• Vol. 10
  • Chapter 09

The Undocumented Escapades of Lizzie

Lizzie would often escape the hemmed-in stuffiness of the big house. Nipping out the back door, swinging a left, she melded seamlessly into the bustling pedestrians of London. A smile would lift her cheeks, revelling in the adventure and ongoing deception of her minders.

She tried accents on, just as she did the numerous second-hand raincoats of charity shops. She was everyone: Orcadian, Corkonian, Yorkshire lass. She was East-End with the occasional Russian expletive. She adored uncoiling her lips and teasing her mouth around the wide and expansive continents of vowels. Sometimes she adopted a lisp which, she agreed (with herself), did much to enhance the sibilance of consonants.

It was always too formal at home with the constant stream of visitors to entertain. There was only so much a lady could take; the five course dinners, the obligatory lifting of the pinkie while sipping Earl Grey from gold-rimmed cups. The endless shaking of hands, the photographs, and nodding along to yet another boring monologue. She had had enough. She wanted to taste real life or at the very least to be able to sip a Guinness and munch crisps while playing dominoes with that nice Jamaican gent who frequented O’Dowds.

And so ensued her weekly abscondments.

She took the bus to Battersea Dog’s Home, donated rainbow collars and leads, swooned over the crossbreed-corgis.

In cafés, she devoured bacon butties while condensation spilled down the insides of windows.

‘Cuppa tea is it love?’


The Undocumented Escapades of Lizzie

‘Awl ryt, darlin’. Two sugars,’ she would reply, (quietly jubilant at her enunciation).

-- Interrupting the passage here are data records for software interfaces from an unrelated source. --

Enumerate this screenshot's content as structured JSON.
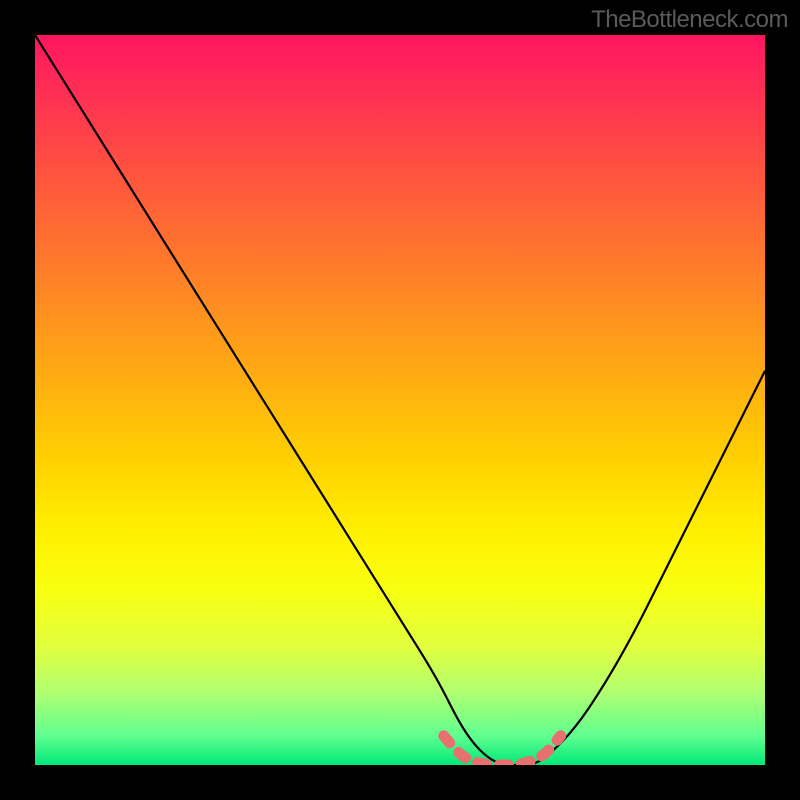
{
  "watermark": "TheBottleneck.com",
  "chart_data": {
    "type": "line",
    "title": "",
    "xlabel": "",
    "ylabel": "",
    "xlim": [
      0,
      100
    ],
    "ylim": [
      0,
      100
    ],
    "series": [
      {
        "name": "bottleneck-curve",
        "color": "#000000",
        "x": [
          0,
          5,
          10,
          15,
          20,
          25,
          30,
          35,
          40,
          45,
          50,
          55,
          58,
          60,
          62,
          64,
          66,
          68,
          70,
          74,
          78,
          82,
          86,
          90,
          94,
          98,
          100
        ],
        "y": [
          100,
          92,
          84,
          76,
          68,
          60,
          52,
          44,
          36,
          28,
          20,
          12,
          6,
          3,
          1,
          0,
          0,
          0,
          1,
          5,
          11,
          18,
          26,
          34,
          42,
          50,
          54
        ]
      },
      {
        "name": "optimal-zone-marker",
        "color": "#e8706f",
        "x": [
          56,
          58,
          60,
          62,
          64,
          66,
          68,
          70,
          72
        ],
        "y": [
          4,
          1.5,
          0.5,
          0,
          0,
          0,
          0.5,
          1.5,
          4
        ]
      }
    ],
    "annotations": []
  }
}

She was a pro, her Sainsbury’s shopping bag brimming with Spam and bunches of flowers which she would gift to female taxi drivers stuck at traffic lights.

At Charing Cross station, she dreamt of being Celia Johnson in that David Lean film. She shared her Ploughman’s with the pigeons: careful not to feed them pickles.

Oh, and how she would laugh at the articles of well-thumbed gossip magazines while sitting on the orange plastic seats of the launderette. She often watched the shape of clothes as they gathered up speed in the machines or folded babygro’s for the mothers who wore baby spit on their shoulders.

She had tasted escape once in her younger years. V-E Day, 1945— what a night. The city alight for the first time in years. No more blackouts, no more raids. Herself and her sister pushing through crowds, raiding the Ritz and dancing the conga with local lads who swapped their soldier caps for a kiss.

Lizzie only ever wanted two things: the chance of an ordinary life, and to show kindness to strangers.